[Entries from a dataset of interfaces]

· · · · ·

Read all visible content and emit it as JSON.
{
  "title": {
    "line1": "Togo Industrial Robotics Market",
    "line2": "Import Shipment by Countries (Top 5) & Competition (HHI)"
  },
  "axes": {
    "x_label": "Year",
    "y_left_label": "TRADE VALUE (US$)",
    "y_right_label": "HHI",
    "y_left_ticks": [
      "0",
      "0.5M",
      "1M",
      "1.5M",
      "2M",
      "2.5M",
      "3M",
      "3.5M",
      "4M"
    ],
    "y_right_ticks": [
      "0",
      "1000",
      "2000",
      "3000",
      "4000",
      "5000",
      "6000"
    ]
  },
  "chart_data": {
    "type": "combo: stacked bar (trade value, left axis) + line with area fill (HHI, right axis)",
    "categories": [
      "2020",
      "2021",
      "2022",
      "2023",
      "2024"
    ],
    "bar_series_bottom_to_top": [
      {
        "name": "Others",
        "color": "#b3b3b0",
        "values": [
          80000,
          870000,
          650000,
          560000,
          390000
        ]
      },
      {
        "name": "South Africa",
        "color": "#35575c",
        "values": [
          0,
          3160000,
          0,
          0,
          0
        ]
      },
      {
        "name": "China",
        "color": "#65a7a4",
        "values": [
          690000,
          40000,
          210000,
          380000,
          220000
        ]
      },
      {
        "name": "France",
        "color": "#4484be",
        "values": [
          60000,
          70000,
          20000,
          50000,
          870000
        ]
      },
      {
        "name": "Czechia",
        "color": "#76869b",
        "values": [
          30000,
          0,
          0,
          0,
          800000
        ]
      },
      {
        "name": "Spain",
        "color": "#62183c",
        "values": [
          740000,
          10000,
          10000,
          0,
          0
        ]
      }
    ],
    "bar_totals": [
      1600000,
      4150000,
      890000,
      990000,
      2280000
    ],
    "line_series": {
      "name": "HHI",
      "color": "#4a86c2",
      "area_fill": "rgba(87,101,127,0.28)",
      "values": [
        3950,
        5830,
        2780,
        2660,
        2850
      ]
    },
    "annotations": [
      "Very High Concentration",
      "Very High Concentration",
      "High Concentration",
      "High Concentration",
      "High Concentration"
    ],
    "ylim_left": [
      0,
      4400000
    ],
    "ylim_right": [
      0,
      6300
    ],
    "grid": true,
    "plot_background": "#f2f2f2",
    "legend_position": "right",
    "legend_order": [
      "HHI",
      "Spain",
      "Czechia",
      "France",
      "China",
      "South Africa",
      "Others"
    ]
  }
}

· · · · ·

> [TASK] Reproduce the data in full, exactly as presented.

> [OUTPUT OF THE TASK]
Read all visible content and emit it as JSON.
{
  "title": {
    "line1": "Togo Industrial Robotics Market",
    "line2": "Import Shipment by Countries (Top 5) & Competition (HHI)"
  },
  "axes": {
    "x_label": "Year",
    "y_left_label": "TRADE VALUE (US$)",
    "y_right_label": "HHI",
    "y_left_ticks": [
      "0",
      "0.5M",
      "1M",
      "1.5M",
      "2M",
      "2.5M",
      "3M",
      "3.5M",
      "4M"
    ],
    "y_right_ticks": [
      "0",
      "1000",
      "2000",
      "3000",
      "4000",
      "5000",
      "6000"
    ]
  },
  "chart_data": {
    "type": "combo: stacked bar (trade value, left axis) + line with area fill (HHI, right axis)",
    "categories": [
      "2020",
      "2021",
      "2022",
      "2023",
      "2024"
    ],
    "bar_series_bottom_to_top": [
      {
        "name": "Others",
        "color": "#b3b3b0",
        "values": [
          80000,
          870000,
          650000,
          560000,
          390000
        ]
      },
      {
        "name": "South Africa",
        "color": "#35575c",
        "values": [
          0,
          3160000,
          0,
          0,
          0
        ]
      },
      {
        "name": "China",
        "color": "#65a7a4",
        "values": [
          690000,
          40000,
          210000,
          380000,
          220000
        ]
      },
      {
        "name": "France",
        "color": "#4484be",
        "values": [
          60000,
          70000,
          20000,
          50000,
          870000
        ]
      },
      {
        "name": "Czechia",
        "color": "#76869b",
        "values": [
          30000,
          0,
          0,
          0,
          800000
        ]
      },
      {
        "name": "Spain",
        "color": "#62183c",
        "values": [
          740000,
          10000,
          10000,
          0,
          0
        ]
      }
    ],
    "bar_totals": [
      1600000,
      4150000,
      890000,
      990000,
      2280000
    ],
    "line_series": {
      "name": "HHI",
      "color": "#4a86c2",
      "area_fill": "rgba(87,101,127,0.28)",
      "values": [
        3950,
        5830,
        2780,
        2660,
        2850
      ]
    },
    "annotations": [
      "Very High Concentration",
      "Very High Concentration",
      "High Concentration",
      "High Concentration",
      "High Concentration"
    ],
    "ylim_left": [
      0,
      4400000
    ],
    "ylim_right": [
      0,
      6300
    ],
    "grid": true,
    "plot_background": "#f2f2f2",
    "legend_position": "right",
    "legend_order": [
      "HHI",
      "Spain",
      "Czechia",
      "France",
      "China",
      "South Africa",
      "Others"
    ]
  }
}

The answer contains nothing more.